Photographer: Seng Mai

 

This feature story won the emerging photographer category at the Yangon Photo Festival 2017.

 

Tens of thousands of Myanmar youth come to Hpakant, the land of the world’s rarest and valuable types of jade, with the hope and dreams of escaping from poverty and making their fortunes. But many of these migrant workers, instead, have their dreams of a better future dissolve into a nightmare of addiction, as they fall into the trap of cheap heroin and other drugs.

 

Hpakant town and region lies in the far northern most Kachin state in Myanmar. It has a reputation as a wild outback region, harsh and impoverished, that nevertheless, produces huge wealth…for some. Underground can be found the rare mineral jadeite, the world’s highest quality jade. In Hpakant, at the coalface of jade extraction, the cost of a dose of heroin is 3000 Myanmar Kyats (about 2.3 USD.) Easily hooked, the dreams of a better future begotten from work excavating the jade, many living on the edges of the mines and scavenging through the dumped soil and rock for jade rests, are quickly lost in the need for drugs to feed the habit, and the debilitating physical and mental decline that accompanies it.

 

Today, drug addiction has become one of the biggest problems facing impoverished Kachin State.
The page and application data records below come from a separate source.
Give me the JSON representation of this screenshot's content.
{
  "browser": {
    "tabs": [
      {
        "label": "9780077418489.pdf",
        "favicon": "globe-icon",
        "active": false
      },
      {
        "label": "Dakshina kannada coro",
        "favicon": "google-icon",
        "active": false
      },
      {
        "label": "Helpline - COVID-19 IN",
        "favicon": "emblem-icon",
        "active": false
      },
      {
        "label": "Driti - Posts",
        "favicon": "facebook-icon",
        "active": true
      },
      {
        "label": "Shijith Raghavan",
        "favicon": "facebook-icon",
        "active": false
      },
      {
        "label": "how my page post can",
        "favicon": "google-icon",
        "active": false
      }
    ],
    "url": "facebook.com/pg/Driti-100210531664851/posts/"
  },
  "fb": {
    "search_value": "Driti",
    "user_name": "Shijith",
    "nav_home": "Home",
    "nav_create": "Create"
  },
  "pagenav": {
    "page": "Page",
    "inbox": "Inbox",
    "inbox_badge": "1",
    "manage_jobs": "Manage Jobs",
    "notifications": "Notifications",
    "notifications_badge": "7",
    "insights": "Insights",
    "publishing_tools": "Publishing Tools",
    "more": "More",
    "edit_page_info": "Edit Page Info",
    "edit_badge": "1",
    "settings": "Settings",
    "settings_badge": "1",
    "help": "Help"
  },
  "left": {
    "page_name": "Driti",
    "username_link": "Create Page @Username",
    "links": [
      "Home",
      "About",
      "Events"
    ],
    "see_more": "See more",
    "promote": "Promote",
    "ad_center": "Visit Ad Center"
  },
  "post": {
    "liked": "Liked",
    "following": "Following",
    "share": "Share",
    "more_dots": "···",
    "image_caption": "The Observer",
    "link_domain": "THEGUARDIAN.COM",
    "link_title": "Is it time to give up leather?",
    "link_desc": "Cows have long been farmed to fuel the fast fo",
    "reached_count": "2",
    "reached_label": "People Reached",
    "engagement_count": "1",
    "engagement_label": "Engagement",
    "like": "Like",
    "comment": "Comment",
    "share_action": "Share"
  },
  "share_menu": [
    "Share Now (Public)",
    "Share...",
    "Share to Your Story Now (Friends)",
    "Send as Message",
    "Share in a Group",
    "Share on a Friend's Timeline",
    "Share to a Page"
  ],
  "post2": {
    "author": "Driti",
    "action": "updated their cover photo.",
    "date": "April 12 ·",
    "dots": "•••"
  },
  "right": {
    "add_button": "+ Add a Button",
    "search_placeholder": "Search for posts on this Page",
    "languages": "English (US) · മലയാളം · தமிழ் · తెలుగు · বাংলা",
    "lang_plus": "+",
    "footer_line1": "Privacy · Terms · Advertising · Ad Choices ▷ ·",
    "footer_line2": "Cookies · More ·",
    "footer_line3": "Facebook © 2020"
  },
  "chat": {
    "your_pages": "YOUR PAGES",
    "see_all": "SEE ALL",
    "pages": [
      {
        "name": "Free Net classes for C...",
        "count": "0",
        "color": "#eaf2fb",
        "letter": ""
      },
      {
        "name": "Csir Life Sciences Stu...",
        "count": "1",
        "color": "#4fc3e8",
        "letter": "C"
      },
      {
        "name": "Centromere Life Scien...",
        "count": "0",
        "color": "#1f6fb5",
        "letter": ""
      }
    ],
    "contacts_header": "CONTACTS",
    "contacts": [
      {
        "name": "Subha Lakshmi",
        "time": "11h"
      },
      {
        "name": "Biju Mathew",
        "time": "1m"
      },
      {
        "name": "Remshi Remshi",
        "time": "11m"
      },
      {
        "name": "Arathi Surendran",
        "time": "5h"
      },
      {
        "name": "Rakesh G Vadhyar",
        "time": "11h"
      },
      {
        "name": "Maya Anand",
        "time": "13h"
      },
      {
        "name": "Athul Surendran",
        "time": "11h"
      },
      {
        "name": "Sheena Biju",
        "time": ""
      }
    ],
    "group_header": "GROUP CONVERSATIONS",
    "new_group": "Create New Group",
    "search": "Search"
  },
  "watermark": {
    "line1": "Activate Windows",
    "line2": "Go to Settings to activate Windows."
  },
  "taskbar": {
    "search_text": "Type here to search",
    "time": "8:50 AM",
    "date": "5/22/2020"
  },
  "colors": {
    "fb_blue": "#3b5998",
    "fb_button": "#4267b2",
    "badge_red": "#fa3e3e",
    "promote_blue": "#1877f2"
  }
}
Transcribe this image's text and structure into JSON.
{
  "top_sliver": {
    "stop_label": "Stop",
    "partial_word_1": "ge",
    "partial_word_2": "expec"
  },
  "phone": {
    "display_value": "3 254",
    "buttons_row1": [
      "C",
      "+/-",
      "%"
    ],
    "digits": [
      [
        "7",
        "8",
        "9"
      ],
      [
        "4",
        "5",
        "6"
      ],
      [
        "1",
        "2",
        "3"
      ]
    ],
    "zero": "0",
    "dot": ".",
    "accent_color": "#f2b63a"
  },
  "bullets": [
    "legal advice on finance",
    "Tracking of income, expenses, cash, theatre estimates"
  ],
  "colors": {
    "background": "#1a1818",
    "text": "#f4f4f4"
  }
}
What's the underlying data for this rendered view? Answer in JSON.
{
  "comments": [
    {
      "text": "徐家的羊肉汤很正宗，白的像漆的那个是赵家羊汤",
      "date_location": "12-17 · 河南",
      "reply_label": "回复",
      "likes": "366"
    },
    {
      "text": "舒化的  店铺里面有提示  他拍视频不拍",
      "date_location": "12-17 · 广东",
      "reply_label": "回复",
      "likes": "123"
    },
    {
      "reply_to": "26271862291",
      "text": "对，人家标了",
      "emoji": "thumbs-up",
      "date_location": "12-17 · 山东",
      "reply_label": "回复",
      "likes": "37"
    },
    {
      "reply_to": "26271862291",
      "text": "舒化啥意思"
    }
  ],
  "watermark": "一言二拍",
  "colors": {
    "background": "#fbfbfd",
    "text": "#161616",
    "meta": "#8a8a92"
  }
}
Despite increasing numbers of women addicts, there is no rehabilitation center for women in Kachin State. Panjasan, a community-based anti-narcotic Christian organization, has opened 24 rehabilitation centers in Kachin and Shan State, but only one of them in the Kachin state capital Myitkyina, 112 km away from the mines, treats female addicts. Authorities estimate 80 percent of the women in Myitkyina prison, in the Kachin state capital, are there because of the drug addiction. Many place the blame on that lack of a rehabilitation center for women drug addicts.

 

A minimum prison sentence of 10 years is the norm for drug cases in Myanmar. In a report done by Global Witness, cited as the result of a 12-month investigation and published in October 2015, the jade industry in Myanmar was said to be worth up to US$31 billion in 2014 alone, a figure that is nearly half of all of Myanmar’s GDP. But little, the report said, of the wealth, it generated was returned to the people or the state. Highly prized in China for many centuries, the Myanmar jadeite is sent abroad to other Asian lands for cut and processing into end sale products, such as jewellery.